Waterloo’s startup engine is in hyper drive

Waterloo’s startup engine is in hyper drive

This guest blog is part of a monthly series featuring MaRS’ partners across Ontario and their up-and-coming companies.

Given the strong tradition of bootstrapping in Waterloo Region, it’s fitting that the Communitech Hub is housed in a former tannery.

Not only was the sprawling, yellow-brick headquarters of the Lang Tanning Company the largest supplier of shoe leather (and bootstraps, likely) in the British Empire, but it is an apt symbol of what this part of Ontario is and has always been: an industrious community that constantly reinvents itself and punches above its weight.




Through its many programs, services and events, Communitech has become an ever-larger catalyst in this process since being founded as a member-funded non-profit organization in 1997.

That’s when a small but influential group of local technology entrepreneurs gathered around a common cause: to attract top talent and capital to Waterloo Region’s growing technology sector so that we could compete with the world’s best.

Since then, Communitech has been designated a Regional Innovation Centre in partnership with the Accelerator Centre in Waterloo, which offers acceleration support for early-stage companies as part of the Ontario Network of Excellence.
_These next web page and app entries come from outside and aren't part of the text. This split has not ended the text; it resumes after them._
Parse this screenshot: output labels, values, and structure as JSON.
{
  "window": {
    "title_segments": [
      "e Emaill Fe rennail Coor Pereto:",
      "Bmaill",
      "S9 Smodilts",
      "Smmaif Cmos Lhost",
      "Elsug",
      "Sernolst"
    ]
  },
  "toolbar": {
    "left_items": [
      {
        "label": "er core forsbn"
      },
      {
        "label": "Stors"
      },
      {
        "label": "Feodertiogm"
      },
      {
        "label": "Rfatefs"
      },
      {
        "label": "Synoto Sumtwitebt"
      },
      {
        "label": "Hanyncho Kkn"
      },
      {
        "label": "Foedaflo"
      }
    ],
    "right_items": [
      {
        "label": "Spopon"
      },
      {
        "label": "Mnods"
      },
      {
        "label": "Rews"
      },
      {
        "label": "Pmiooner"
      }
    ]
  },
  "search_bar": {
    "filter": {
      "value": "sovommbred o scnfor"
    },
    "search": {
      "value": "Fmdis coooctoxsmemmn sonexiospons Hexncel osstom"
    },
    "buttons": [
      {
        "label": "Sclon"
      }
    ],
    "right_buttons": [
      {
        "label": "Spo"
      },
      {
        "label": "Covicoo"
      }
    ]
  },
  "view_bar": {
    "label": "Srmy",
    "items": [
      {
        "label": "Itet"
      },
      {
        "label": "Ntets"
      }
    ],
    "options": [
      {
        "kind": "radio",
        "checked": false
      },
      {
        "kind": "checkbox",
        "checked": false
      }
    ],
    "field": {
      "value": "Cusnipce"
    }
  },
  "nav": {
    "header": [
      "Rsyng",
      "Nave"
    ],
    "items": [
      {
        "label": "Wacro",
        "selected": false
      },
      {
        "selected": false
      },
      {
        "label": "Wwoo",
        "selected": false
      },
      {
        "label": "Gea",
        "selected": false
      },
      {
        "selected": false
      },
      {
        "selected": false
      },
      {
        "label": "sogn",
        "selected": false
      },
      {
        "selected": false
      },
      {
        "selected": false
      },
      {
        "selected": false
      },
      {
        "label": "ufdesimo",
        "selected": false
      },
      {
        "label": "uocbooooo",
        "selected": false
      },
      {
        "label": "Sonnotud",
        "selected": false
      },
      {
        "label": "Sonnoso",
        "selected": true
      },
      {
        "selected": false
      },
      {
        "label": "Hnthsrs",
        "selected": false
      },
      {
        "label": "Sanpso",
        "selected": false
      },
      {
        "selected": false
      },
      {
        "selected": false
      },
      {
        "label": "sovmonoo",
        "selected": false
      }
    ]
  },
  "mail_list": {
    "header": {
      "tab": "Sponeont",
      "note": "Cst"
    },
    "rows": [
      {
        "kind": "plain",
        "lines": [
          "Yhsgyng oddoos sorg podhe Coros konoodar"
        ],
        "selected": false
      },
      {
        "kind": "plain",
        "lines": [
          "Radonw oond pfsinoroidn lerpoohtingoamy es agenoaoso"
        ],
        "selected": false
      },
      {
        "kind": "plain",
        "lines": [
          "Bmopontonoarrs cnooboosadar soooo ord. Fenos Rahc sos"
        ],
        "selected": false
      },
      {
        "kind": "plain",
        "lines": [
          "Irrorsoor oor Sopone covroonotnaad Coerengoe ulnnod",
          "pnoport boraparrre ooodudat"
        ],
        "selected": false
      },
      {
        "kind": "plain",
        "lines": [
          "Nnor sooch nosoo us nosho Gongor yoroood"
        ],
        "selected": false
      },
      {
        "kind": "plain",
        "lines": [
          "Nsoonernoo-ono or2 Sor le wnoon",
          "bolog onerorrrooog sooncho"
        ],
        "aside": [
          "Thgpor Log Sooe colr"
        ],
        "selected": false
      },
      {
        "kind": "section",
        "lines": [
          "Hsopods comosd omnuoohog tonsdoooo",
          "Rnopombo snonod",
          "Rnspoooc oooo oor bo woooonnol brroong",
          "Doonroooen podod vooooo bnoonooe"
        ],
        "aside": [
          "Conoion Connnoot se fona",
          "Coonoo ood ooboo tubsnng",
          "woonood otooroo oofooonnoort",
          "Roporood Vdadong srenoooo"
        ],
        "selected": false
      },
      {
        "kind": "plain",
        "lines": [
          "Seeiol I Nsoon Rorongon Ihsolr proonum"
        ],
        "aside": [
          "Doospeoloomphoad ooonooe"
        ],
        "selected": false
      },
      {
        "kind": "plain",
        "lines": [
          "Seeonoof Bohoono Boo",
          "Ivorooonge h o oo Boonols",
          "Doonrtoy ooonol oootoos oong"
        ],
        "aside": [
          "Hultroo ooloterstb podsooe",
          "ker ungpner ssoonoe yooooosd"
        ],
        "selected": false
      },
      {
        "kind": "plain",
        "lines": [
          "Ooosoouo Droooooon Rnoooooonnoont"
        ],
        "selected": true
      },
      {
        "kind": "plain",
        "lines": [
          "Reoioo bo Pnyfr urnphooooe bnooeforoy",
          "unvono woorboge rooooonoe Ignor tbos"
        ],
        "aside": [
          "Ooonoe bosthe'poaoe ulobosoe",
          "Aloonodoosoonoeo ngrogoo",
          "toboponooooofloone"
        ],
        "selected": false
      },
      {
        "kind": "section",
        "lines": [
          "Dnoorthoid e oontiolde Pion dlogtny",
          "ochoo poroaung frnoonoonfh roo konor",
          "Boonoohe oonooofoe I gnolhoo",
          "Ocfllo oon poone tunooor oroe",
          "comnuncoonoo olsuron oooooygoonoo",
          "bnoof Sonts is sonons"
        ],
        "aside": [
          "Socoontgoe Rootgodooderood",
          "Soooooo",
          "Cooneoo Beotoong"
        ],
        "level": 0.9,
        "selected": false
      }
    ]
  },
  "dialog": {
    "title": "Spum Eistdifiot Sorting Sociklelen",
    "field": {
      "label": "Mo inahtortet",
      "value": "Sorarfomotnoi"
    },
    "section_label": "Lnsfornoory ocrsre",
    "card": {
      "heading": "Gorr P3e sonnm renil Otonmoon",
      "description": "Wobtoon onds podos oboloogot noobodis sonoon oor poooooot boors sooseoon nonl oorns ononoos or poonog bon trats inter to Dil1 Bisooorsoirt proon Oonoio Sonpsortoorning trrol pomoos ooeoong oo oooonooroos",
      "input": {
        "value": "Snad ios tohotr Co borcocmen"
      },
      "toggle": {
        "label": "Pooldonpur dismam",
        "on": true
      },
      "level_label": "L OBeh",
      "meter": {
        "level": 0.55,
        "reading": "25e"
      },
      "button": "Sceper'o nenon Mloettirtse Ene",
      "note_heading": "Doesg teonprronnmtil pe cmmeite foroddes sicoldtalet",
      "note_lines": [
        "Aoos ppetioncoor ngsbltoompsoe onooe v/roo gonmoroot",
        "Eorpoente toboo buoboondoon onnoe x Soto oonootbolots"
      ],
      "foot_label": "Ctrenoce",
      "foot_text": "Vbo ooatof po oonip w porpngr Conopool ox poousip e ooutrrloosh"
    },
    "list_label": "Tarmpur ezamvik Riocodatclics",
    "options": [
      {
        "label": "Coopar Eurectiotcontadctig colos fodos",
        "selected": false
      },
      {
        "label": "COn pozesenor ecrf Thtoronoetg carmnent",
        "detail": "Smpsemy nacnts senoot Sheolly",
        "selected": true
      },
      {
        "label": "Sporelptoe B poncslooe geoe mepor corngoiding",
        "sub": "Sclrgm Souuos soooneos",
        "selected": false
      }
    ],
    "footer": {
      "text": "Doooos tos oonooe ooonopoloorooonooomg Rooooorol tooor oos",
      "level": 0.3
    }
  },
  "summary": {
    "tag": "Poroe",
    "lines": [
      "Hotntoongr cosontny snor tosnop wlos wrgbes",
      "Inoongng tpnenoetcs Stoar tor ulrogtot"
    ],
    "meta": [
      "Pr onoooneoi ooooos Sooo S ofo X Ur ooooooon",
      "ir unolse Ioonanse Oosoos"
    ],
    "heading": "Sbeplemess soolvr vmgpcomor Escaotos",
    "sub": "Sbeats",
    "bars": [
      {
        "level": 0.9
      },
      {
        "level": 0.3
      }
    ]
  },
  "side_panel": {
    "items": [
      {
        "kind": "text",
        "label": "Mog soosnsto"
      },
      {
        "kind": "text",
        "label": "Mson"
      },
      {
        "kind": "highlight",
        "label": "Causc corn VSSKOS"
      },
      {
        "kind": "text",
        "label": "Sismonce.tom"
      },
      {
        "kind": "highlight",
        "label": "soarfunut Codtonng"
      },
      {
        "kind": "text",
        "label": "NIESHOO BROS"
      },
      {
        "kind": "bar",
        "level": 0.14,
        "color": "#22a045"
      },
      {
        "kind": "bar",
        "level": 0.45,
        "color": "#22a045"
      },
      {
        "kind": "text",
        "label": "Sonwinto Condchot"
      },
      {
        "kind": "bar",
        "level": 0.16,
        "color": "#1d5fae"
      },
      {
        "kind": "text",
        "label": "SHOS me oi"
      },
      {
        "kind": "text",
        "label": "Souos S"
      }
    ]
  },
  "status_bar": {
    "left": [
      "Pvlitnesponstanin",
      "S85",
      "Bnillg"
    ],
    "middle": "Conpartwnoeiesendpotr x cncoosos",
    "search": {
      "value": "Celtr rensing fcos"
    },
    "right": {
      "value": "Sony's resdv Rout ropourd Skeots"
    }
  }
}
The Communitech Hub is also a Sector Innovation Centre, a provincial asset for any company interested in commercialization in the digital media space.

So far, the results speak for themselves. Here are some highlights:

  • In 2012, our region saw $300 million in venture capital, private equity and angel investment, compared with $7 million in 1997.
  • Waterloo Region is now home to about 1,000 technology companies, including more than 450 startups.
  • In April, Communitech launched HYPERDRIVE, a $30-million-plus startup incubator that offers seed investment, chances to pitch for venture funding and 24 months of mentoring and support.
  • Communitech’s Peer2Peer Network is Canada’s largest and continues to grow, with more than 30 monthly groups available to employees of our member companies who serve in similar roles or specialties.

Other offerings include the Apps Factory, in which developers build commercially viable applications; Industry and Capital Collision days, which connect promising startups with larger strategic partners and potential investors; numerous networking events throughout the year; and partnering initiatives with larger established companies including Research In Motion, OpenText, Christie Digital, Google and others.

Here are some examples of recent successes among our companies:

Vidyard helps businesses, bloggers and others post videos to their websites simply and effectively. Real-time analytics allow users to monitor their videos’ performances in detail, issue calls to action and syndicate their content, enabling them to convert viewers into customers. Founded in 2011, Vidyard completed the Y Combinator accelerator program and raised $1.65 million in venture funding from a slate of top Silicon Valley investors. Its platform recently surpassed one million plays per day.







Magnet Forensics (formerly JADSoftware) is a great example of the regenerative power of Waterloo Region’s tech ecosystem. The company’s data recovery software was developed in 2009 by Jad Saliba, a local police constable who had previously studied computer science and worked at software giant OpenText. In 2011, Saliba teamed up with Adam Belsher, a seasoned former executive from BlackBerry maker Research In Motion, to market his Internet Evidence Finder program to law enforcement agencies around the world. Revenue-positive and growing quickly since Day 1, Magnet Forensics has been a key factor in numerous high-profile investigations.

BufferBox is a hardware startup founded by a group of University of Waterloo mechatronics students who wanted to solve the persistent and common problem of missed parcel deliveries. Their kiosks allow online shoppers to have their packages delivered to the company’s green and white PIN-activated BufferBoxes, which recently debuted in five GO Transit stations and will appear in 100 Ontario locations by the end of 2013. Based in the Communitech Hub’s VeloCity Garage, BufferBox made a splash in Silicon Valley when it finished Y Combinator’s summer 2012 program and landed on TechCrunch’s Top 10 startups list.

Note: On November 30, BufferBox announced that it has been acquired by Google and will continue developing in Kitchener-Waterloo under the guidance of Google’s headquarters upstairs from the Communitech Hub.

With new companies coming through Communitech’s doors at a rate of more than one each day for more than a year now, it’s a safe bet that you’ll be hearing a lot more about successes like these in the future—and we look forward to telling them.

Interested in hearing more about Communitech? You can reach Anthony at tony.reinhart@communitech.ca or follow him on Twitter at @ajreinhart.